For our final presentation of our own Better Big Words, we are supposed to come up with an artistic representation of some sort. Initially I was thinking of taking pictures that somehow model resilience, but then I realized that the content dog should wag the tail — my whole theory is about the potential of the people in a community to overcome change, so what better way to model it than get my classmates to do the work for me??
Hence, the activity was born. Well, kind of. I knew that I wanted to do an activity but I wasn’t exactly sure what that would look like. Someone jokingly suggested creating a disaster by flipping all the tables and chairs over, and although I laughed, inside I thought that idea wasn’t half bad! What if I could model some kind of disaster, split the class into three “scales” and somehow have one person be able to go back and forth between the groups to spread ideas. I wanted to also include the three conditions that Holling et. al mentioned, which I talked about in my previous post.
(1) The system would need to accumulate resources rather than depleting them — this makes me think of social capital. While money is inevitably in short supply, social capital can keep growing, and more people means more networks. Each person is a resource, and as humans we always keep learning and developing new skills, and therefore more social capital. (2) Destabilizing forces to maintain diversity, and stabilizing forces to maintain productivity. I would hope that community members would continue to question the norm as individuals, but various community organizations already in place would help maintain some stability/productivity. The destabilizing aspect is interesting to me, though — something that I think is missing from many utopias. (3) Novelty, dynamism, and persistence.
I need to take a step back and make sure this game doesn’t get too complex. Maybe I’ll include social capital cards to use, and they can trade one card to a different scale per round. Promoting human agency will be tricky — one time I helped lead a bridge building game where resources were scarce, and teams got different resources but didn’t realize they were allowed to trade amongst themselves until one person asked if they could. That could be an interesting layer to resilience, since it’s so important but doesn’t always happen within a system.
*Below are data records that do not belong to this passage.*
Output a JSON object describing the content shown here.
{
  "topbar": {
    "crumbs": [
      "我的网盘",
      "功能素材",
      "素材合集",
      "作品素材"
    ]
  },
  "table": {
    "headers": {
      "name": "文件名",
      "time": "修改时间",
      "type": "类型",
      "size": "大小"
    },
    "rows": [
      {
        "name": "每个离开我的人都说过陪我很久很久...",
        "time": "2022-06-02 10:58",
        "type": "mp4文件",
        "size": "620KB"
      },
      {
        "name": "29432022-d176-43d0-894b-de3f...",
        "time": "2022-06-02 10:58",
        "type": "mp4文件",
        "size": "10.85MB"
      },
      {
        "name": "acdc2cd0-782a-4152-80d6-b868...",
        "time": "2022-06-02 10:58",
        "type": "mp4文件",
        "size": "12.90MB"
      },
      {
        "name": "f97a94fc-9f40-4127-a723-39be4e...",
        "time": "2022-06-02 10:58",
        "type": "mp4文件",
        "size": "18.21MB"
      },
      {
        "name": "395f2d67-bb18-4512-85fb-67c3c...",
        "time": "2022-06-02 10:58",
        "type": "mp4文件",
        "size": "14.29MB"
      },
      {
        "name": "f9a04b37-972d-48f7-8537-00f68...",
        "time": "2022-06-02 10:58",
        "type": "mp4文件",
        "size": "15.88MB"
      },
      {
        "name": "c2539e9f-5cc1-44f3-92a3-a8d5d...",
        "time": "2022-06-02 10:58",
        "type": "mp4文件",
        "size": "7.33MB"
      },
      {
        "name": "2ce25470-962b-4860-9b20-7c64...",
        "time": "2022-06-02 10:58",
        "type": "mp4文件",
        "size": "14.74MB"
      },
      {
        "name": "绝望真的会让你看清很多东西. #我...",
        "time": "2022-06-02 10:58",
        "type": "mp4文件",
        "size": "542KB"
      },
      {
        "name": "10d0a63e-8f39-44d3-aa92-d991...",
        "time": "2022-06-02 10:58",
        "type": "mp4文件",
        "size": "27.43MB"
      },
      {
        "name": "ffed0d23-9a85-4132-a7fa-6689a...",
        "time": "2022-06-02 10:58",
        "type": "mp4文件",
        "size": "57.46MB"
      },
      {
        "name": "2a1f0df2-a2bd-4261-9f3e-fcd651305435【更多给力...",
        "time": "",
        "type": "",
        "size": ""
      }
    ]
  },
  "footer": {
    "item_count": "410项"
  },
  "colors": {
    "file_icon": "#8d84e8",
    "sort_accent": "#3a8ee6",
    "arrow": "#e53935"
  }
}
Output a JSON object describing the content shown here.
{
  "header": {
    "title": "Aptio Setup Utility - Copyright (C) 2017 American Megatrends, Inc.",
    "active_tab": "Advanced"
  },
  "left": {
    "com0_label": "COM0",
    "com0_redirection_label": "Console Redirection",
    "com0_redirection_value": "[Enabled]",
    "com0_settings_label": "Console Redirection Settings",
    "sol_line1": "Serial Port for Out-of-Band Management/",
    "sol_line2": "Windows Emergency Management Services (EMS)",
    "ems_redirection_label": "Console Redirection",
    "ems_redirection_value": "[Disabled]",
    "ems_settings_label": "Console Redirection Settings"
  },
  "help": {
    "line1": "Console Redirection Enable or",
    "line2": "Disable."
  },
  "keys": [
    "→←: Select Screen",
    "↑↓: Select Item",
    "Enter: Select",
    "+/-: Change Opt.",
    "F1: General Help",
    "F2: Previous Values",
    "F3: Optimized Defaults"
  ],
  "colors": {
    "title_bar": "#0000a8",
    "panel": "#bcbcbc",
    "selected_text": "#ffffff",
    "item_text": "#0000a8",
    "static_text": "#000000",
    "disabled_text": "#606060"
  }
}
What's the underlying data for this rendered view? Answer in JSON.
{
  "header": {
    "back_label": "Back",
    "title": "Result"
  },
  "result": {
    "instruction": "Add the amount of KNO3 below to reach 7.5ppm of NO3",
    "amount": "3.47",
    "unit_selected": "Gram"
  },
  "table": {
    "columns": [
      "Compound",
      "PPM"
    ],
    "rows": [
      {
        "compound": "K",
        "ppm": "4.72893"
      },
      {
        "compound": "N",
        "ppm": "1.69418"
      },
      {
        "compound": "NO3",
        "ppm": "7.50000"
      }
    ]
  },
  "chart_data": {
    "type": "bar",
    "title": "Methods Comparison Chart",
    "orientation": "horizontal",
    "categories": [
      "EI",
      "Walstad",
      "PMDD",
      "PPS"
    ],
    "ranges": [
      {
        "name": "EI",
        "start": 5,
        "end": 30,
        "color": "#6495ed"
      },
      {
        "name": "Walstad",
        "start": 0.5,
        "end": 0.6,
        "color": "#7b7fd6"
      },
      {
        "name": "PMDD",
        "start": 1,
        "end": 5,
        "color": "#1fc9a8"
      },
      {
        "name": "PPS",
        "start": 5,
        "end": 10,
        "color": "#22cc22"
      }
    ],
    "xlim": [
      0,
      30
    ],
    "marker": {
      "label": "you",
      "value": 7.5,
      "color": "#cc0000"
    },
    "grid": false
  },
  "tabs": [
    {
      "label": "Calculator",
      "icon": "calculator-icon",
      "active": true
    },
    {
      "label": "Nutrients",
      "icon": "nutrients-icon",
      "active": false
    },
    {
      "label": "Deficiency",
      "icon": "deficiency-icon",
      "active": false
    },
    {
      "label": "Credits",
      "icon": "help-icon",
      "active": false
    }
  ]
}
Here are the qualities of having Adaptive Capacity as written by the Resilience Alliance:
- learning to live with change and uncertainty;
- nurturing diversity for resilience;
- combining different types of knowledge for learning; and
- creating opportunity for self-organization towards social-ecological sustainability.
Here’s my current idea: Split the class into three groups, two groups of 4 and one group of 3. The groups of 4 will be the large scale and small scale. They will get to see two different pictures, and will be working together as a team to draw their respective pictures. The smaller group will get more frequent, shorter views of their image while the large group will get one longer view of the image. The middle group will get an incomplete version of the images the two other groups are trying to create. Every few minutes, one “reporter” will get to convey their information to the middle team. The ultimate goal is for the middle team to have a complete picture that incorporates aspects of both of the other team’s images.
Each small group will have various forms of social capital: seeing, speaking, doing, and reporting. The Speaker will get to look at the image and then goes back to the group and describes what they saw to the Doer. The Doer’s responsibility is to draw what the Speaker describes. However, the Speaker can’t see what the Doer is drawing. The Seer gets to hear the speaker and see what the Doer is doing — the Seer can then relay questions to the Speaker, and describe what the Doer is drawing if they need clarification. The Reporter observes all this and takes notes, then after a few minutes they get to go to the middle group to give them tips.
After one round, everyone will get to debrief with each other and talk about what went well and what didn’t go well. They can talk about anything except what the image looked like. Ideally, they would talk about strategies to improve their performance next time.
As a debrief, I will talk about what this was meant to model. I’ll talk about the different scales, social capital, and human agency’s role in creating more resilient communities. Then I will explain the image they were drawing — Holling’s adaptive cycle. It’s hard to create an activity without a group of guinea pigs to try it out on! I hope it goes smoothly.